Danville officials have changed where it will allow medical cannabis dispensaries in the city.
The change comes after a cannabis dispensing company, Dharma Pharmaceuticals, LLC, decided they no longer wanted to locate in the city’s neighborhood commercial district, but to open up in the highway retail zoning district instead.
Danville City Council unanimously voted Tuesday night to allow cannabis dispensing facilities as permitted uses in the latter district and to remove them as permitted uses from the neighborhood commercial district.
“That location was no longer conducive,” said Danville Planning Director Doug Plachcinski. “They decided that where they wanted to locate originally was not conducive and not suitable.”
During its July 6 meeting, City Council had approved including a definition for a cannabis dispensing facility in its zoning ordinance, and amended the city’s neighborhood commercial retail district to add such facilities as a permitted use.
But Tuesday night’s vote nullified allowing them in the neighborhood commercial retail district and allowed them in the highway retail commercial district, instead.

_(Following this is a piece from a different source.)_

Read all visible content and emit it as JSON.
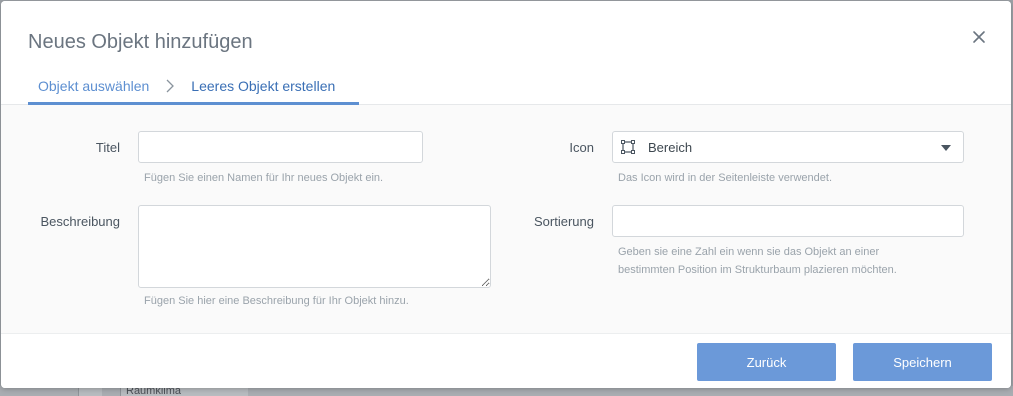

In a Dec. 17 letter to Plachcinski, an attorney for Dharma Pharmaceuticals wrote that the highway retail commercial district would be more beneficial for customers. Also, state limitations on where cannabis dispensing facilities can locate reduces the number of suitable locations in the city, wrote Roanoke-based attorney Jonathan D. Puvak, with Gentry Locke Attorneys.
“The applicant believes that a HR-C zoned property would be most suitable for a cannabis dispensing facility because these properties tend to be accessible to people traveling on main roadways and have sufficient parking to accommodate patients traveling a far distance,” Puvak wrote. “Further, there are limitations under Virginia law about where dispensing facilities may be located, and each location must be at least 1,000 feet away from any school or day care center.”
No plans have been submitted by Dharma Pharmaceuticals for a cannabis dispensing facility in Danville, Plachcinski said.
“We just know they are interested,” Plachcinski said.
Puvak would not comment for this story.
Council’s vote Tuesday night also aligned the city’s definition of cannabis, with that of the state, to include the flower, or the “bud.”
Dharma is one of four companies in Virginia permitted to grow and distribute cannabis for medical use, Puvak wrote. The company holds a pharmaceutical processor permit for Health Service Area III, spanning the area from central Virginia to the southwest part of the state at the Tennessee border.
State law allows Dharma to establish up to six dispensing facilities in its service area, Puvak wrote.
“As a result, the applicant is the only provider that can establish dispensing facilities in [the health service area], which includes the city,” Puvak wrote.
Dharma operates dispensaries in Abingdon and Salem, and plans to open four additional locations, Puvak wrote.
“The applicant has identified the city as an ideal location for a dispensing facility that is accessible to patients located in the southeastern portion of HSA III as well as patients who live in the city,” he wrote. “Having dispensing facilities spread across the applicant’s license territory allows better access to the communities that are served and reduces the distance that patients must travel to obtain cannabis for medical use.”
Medical marijuana became legal in Virginia in July 2020 and is used to treat pain, nausea and other symptoms. It is used by patients with Alzheimer’s disease, HIV/AIDS, cancer, Crohn’s disease, epilepsy and seizures, glaucoma and other conditions.
A state law legalizing possession of up to an ounce of marijuana went into effect in July.